We need a better academic culture in the Philippines

I’m so glad to see news articles of Filipino scholars pursuing masters and PhD’s in other countries! However, I also wish the country and its universities would support more Filipino students who would like to do postgraduate studies so that there’s no need for Filipinos to keep looking for scholarships abroad. Our universities back home are good, but the hindrances to finishing a masters and a PhD are insurmountable. While getting a masters or doctorate in other countries are somewhat the norm, the Philippines produces relatively few masters and PhD graduates. There was a Twitter thread/discussion a few months ago how different academe is in the Philippines and in other countries. A few observations:

1. A masters degree in other countries is 1-2 years. You write and finish your thesis in a semester/term. No, we don’t need to defend our thesis proposal. In the Philippines masters degree can take time just with the thesis alone. I was told by a professor in DLSU that the expectation for a masters student is to produce a dissertation that would produce new knowledge and contribution to the field…but that’s a PhD level of thesis in other countries. Ideally, a masters thesis would only show the mastery of the topic. I myself didn’t even have to defend my masters thesis. No one goes through any defense doing their masters in the UK. At least no one I knew who did their MA/MsC in the UK did any kind of defense. We passed our dissertation, it was checked and graded, and done!

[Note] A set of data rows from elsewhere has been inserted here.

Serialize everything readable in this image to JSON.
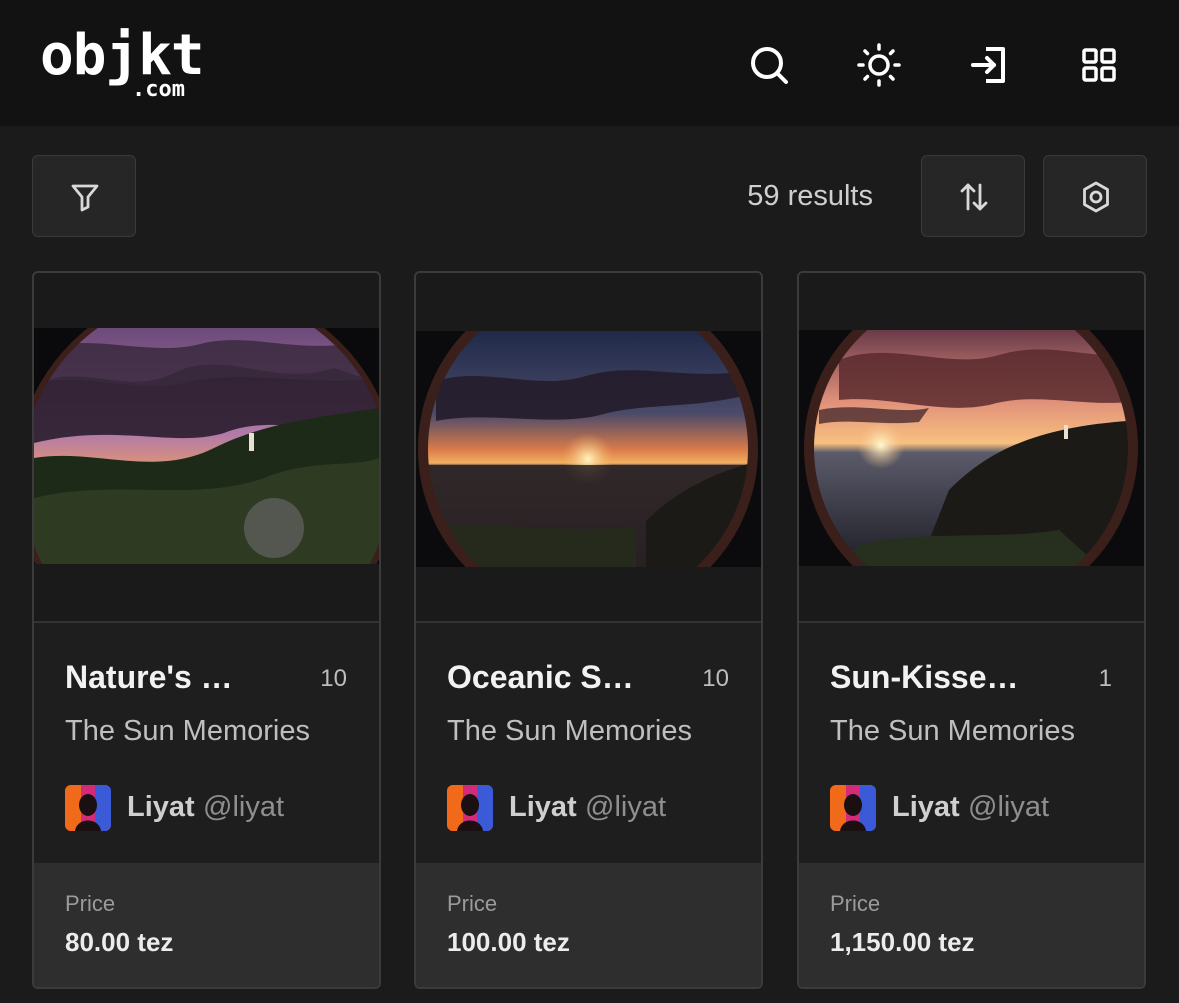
{
  "header": {
    "logo_main": "objkt",
    "logo_sub": ".com",
    "icons": [
      "search-icon",
      "theme-sun-icon",
      "login-icon",
      "grid-menu-icon"
    ]
  },
  "toolbar": {
    "results_text": "59 results",
    "icons": [
      "filter-icon",
      "sort-icon",
      "settings-icon"
    ]
  },
  "colors": {
    "background": "#1b1b1b",
    "header": "#121212",
    "card": "#1e1e1e",
    "price_panel": "#2e2e2e",
    "text": "#e6e6e6"
  },
  "cards": [
    {
      "title": "Nature's …",
      "editions": "10",
      "collection": "The Sun Memories",
      "artist_name": "Liyat",
      "artist_handle": "@liyat",
      "price_label": "Price",
      "price_value": "80.00 tez"
    },
    {
      "title": "Oceanic S…",
      "editions": "10",
      "collection": "The Sun Memories",
      "artist_name": "Liyat",
      "artist_handle": "@liyat",
      "price_label": "Price",
      "price_value": "100.00 tez"
    },
    {
      "title": "Sun-Kisse…",
      "editions": "1",
      "collection": "The Sun Memories",
      "artist_name": "Liyat",
      "artist_handle": "@liyat",
      "price_label": "Price",
      "price_value": "1,150.00 tez"
    }
  ]
}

I know so many people who took 7-10 years doing their masters in the Philippines, mostly because of their dissertation. It really takes the fun out of learning and you can get dissuaded to pursue a PhD. Meanwhile other countries even offer you a scheme where you finish your masters in a year and then go straight to PhD and finish everything in four years.

2. There are not enough scholarships and no national student loans to help students while they study. Other countries allow you to borrow money from the government so you can study and not worry about money for tuition fees and daily expenses. You pay them back once you get a job and a percentage of your salary is automatically deducted to pay your loan back (in the UK it’s 10% af your earnings above 25,000GBP so if you earn 25,100GBP in a year, you will get deducted 10GBP). Loans are scholarships help more people pursue the academe.

Most Filipinos, even those who want to study further, have to worry about money, which hinders them from getting into postgrad. If the Philippines had a scheme where people can borrow a loan and pay back in a way where they don’t run into a pile of debt (the US student loan system is not the best thing to copy in this case), that would make postgrad studies more accessible to Filipinos.

3. The culture of smart shaming needs to stop, and we need to start cultivating a love of knowledge. We constantly hear people say, “Matalino ka kasi,” or “Nagmamagaling ka nanaman,” or “Eh di ikaw na matalino.” I don’t know where this smart shaming started in our culture but something needs to change here. Why do we constantly use the word “matalino” and “magaling” as a derogatory remark? Even when I get told, “Karunungan apelyido mo eh di matalino ka?!”, I get embarrassed and say, “Ay hindi naman po,” like having knowledge is a bad thing. We have an internalised dislike for knowledge. So instead of encouraging people to study further smart shaming can stop people from pursuing that path.

4. It shouldn’t be about the titles. Filipinos love to put all these titles after their names : Juana de la Cruz, BsC, MA, MsC, PhD, MBA. You rarely see this in other countries. We don’t even call our professors as professors, we call them by their first name. Because it’s not a competition who gets the most degrees or the most titles, it’s about pursuing the field of knowledge because you genuinely love it and have interest in it.

This kind of competitiveness harnessed from when we start school by giving out all these awards (valedictorian, salutatorian etc) can be counter-productive. Those who don’t feel they are rewarded for their efforts to study can feel that the academic life is not for them. Instead we have to cultivate a love of learning not based on competition but based on what children are interested in.

Anyway, I just wish Filipinos didn’t have to go abroad to study. It is sad the we a lose some of the country’s best minds to other countries. If the government has better support for Filipinos who want to do a masters or a PhD, I’m sure many of us will choose to stay home. The academe also has to reinvent itself so that it cultivates a love of learning and so that Filipinos don’t see it as something that they will have to do in a decade.